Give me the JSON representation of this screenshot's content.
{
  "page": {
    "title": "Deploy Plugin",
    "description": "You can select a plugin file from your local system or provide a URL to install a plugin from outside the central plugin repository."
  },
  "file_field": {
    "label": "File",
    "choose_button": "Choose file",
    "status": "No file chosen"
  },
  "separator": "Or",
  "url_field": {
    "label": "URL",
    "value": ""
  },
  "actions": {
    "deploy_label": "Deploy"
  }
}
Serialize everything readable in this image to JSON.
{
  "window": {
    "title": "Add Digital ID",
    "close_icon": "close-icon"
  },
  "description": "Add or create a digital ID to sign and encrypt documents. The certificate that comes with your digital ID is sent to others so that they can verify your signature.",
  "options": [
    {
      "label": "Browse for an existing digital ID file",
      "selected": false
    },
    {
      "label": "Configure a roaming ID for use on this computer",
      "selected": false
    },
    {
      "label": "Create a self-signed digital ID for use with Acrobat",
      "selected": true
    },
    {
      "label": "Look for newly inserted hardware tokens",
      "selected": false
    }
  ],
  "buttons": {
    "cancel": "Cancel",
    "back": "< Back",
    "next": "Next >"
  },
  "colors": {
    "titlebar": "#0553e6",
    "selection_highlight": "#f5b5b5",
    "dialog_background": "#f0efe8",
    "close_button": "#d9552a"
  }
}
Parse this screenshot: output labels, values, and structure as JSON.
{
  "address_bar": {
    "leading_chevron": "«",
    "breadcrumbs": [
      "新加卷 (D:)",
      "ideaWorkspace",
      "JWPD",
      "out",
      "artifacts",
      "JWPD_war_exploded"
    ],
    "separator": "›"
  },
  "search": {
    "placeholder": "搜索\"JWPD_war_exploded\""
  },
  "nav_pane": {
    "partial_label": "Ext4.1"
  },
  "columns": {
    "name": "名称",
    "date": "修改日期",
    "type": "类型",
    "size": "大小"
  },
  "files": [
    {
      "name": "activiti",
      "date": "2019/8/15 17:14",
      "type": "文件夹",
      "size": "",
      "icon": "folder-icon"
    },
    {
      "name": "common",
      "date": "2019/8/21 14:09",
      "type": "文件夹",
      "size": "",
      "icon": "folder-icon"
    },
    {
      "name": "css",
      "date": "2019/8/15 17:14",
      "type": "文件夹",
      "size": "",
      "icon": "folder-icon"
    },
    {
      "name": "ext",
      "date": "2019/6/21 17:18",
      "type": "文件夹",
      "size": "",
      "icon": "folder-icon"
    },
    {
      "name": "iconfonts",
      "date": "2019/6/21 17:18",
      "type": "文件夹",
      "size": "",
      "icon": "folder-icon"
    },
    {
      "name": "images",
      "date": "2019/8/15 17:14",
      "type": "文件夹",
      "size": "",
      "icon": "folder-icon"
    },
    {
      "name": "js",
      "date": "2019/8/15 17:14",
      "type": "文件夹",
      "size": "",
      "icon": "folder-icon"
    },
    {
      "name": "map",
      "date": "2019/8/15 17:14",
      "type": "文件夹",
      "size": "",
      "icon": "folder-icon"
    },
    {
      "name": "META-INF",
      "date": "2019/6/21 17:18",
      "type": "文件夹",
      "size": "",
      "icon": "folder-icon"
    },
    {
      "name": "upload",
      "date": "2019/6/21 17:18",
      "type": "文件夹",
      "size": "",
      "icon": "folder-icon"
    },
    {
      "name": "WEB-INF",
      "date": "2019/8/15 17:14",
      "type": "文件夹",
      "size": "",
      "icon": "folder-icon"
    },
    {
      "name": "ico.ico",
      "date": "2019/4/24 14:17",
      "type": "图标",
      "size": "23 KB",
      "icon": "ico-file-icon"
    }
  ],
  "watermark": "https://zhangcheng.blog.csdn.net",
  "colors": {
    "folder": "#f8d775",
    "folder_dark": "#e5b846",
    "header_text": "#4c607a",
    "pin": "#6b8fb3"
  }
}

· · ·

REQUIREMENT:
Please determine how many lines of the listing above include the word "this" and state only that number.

EXPECTED ANSWER:
4